── Source data ──

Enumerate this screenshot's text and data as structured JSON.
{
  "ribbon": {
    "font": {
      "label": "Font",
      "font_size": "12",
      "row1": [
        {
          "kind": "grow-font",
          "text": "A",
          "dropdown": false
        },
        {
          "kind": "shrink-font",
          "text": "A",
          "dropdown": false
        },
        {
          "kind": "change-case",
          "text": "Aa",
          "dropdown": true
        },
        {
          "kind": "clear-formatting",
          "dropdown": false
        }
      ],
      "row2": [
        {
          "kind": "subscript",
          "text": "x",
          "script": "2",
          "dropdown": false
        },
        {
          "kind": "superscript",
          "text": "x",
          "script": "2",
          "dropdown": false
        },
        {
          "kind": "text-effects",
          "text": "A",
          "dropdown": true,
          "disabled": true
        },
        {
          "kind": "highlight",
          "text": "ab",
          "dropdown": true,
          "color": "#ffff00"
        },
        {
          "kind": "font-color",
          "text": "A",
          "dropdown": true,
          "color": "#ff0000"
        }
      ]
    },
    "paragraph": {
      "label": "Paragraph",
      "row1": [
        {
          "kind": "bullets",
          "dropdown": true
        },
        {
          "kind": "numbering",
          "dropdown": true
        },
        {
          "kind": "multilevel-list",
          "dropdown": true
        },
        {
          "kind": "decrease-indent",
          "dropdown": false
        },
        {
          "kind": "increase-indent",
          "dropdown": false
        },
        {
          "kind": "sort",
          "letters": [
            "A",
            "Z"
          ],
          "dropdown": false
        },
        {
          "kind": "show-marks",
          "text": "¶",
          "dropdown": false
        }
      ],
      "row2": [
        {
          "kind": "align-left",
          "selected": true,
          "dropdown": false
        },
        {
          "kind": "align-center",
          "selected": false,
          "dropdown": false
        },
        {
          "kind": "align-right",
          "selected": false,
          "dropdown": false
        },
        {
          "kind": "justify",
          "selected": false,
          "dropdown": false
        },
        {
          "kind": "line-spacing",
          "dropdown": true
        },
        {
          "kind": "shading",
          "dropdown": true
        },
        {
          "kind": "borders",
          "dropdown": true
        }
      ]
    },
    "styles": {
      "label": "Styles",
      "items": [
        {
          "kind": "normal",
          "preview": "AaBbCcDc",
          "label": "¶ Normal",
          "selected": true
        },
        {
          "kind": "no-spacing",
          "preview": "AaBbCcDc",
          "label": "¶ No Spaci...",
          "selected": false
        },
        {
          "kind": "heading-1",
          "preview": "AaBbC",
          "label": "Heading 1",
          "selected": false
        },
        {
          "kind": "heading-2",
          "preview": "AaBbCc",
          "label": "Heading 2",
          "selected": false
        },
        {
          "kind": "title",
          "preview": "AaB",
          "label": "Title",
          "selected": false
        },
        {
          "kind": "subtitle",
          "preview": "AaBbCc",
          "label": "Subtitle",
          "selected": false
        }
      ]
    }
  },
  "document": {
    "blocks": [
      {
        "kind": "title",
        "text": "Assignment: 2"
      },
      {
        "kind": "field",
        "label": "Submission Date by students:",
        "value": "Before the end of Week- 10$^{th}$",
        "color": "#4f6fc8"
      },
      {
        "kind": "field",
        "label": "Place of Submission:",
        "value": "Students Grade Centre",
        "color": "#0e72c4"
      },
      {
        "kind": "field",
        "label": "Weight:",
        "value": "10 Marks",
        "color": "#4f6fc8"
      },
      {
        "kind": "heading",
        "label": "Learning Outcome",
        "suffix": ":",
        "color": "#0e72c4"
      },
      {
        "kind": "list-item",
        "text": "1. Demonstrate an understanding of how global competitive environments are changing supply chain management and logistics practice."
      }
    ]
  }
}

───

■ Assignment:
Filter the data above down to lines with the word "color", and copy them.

■ Answer box:
          "color": "#ffff00"
          "kind": "font-color",
          "color": "#ff0000"
        "color": "#4f6fc8"
        "color": "#0e72c4"
        "color": "#4f6fc8"
        "color": "#0e72c4"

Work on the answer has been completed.